With a maternal grandmother, mother and aunt who developed breast cancer at an early age, Tara Stein had been on the alert for the disease and received annual mammograms, monthly breast self-exams and regular checkups. But in October 2004, when Tara, a 49-year-old Rossmoor resident, discovered a small abnormality in her breast, she assumed it was a pulled muscle. “It wasn’t even a lump,” says the physical fitness advocate. “It felt like a tiny flap of tissue.”
Four months later, while having her annual mammogram at the MemorialCare Breast Center in Long Beach, Tara casually mentioned her finding. Since she had dense breast tissue that could hide potentially dangerous growths, Todd Cancer Institute radiologists performed two mammograms and an ultrasound, which revealed a thin, flat tumor about three-quarters of an inch long. A biopsy identified the growth as an aggressive subtype of breast cancer that starts in the milk ducts and can quickly invade surrounding tissue and move to other parts of the body.

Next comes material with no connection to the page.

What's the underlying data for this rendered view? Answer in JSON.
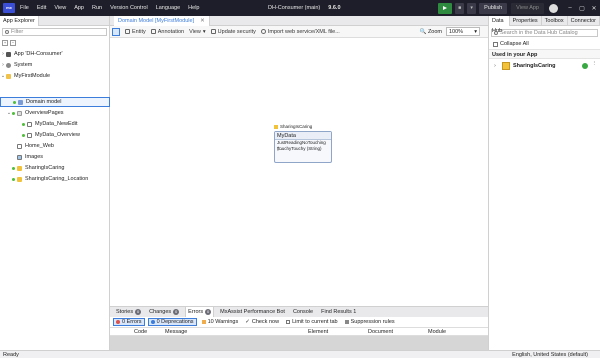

Alarmed, Tara met with a nationally respected breast cancer specialist at the MemorialCare Breast Center to review her treatment options. An MRI showed that there were no additional tumors in her breast, but a biopsy of Tara’s sentinel node—the lymph node through which any cancer cells must first pass to other areas of the body—indicated the cancer had begun to spread. Tara’s form of the disease was called “triple negative,” meaning the tumor was not responsive to three common treatments including estrogen, progesterone or trastuzumab (Herceptin). However, Tara qualified for a clinical trial that involved intensive dosages of epirubicin (Ellence) and docetaxel (Taxotere). After discussing the study and considering other options, Tara agreed to participate in the 12-week course of chemotherapy. “I always felt I was being taken care of by one of the best doctors in the world,” says Tara, who experienced minimal side effects from the treatment.
But Tara’s cancer journey wasn’t over. A multidisciplinary team of Todd Cancer Institute specialists who meet every week to discuss treatment plans for individual patients recommended that Tara undergo genetic testing. Women of Ashkenazi (Eastern European) Jewish heritage such as Tara are prone to inherited mutations on the BRCA1 and/or BRCA2 genes, significantly increasing their risk of breast and ovarian cancer.
A few days after having a DNA blood test, Tara learned she had the BRCA1 mutation. There were two treatment choices. The first was a program of frequent testing for breast and ovarian cancer. The second was preventive surgery—the removal of both breasts, several lymph nodes, uterus, ovaries and fallopian tubes. “I was aware of the high odds for developing future breast and ovarian cancer and decided surgery was the best option for me,” says Tara. In June 2005, she underwent a seven-and-a-half hour operation. Her surgery was followed by a rapid recovery. “I was in good physical condition and a laparoscopic hysterectomy was performed as a minimally invasive procedure, which made my recovery much easier,” says Tara. “It also helped that my husband was very supportive and my kids—David, who was 19 at the time, and Caryn, who was 13—handled it so well.”
Soon after, she had reconstructive breast surgery at Long Beach Memorial.
Today, Tara is free of cancer. She’s also enjoying a newfound career as a volunteer, acting as a mentor in a Long Beach Memorial program called Breast Friends. The program matches newly diagnosed patients with breast cancer survivors who provide support, information, encouragement and friendship. She’s also active in another volunteer group at the hospital called Wings, which involves visiting patients in the oncology unit once a week. “I’ve had cancer and can relate to what patients are going through,” says Tara. “I want them to know there’s hope.”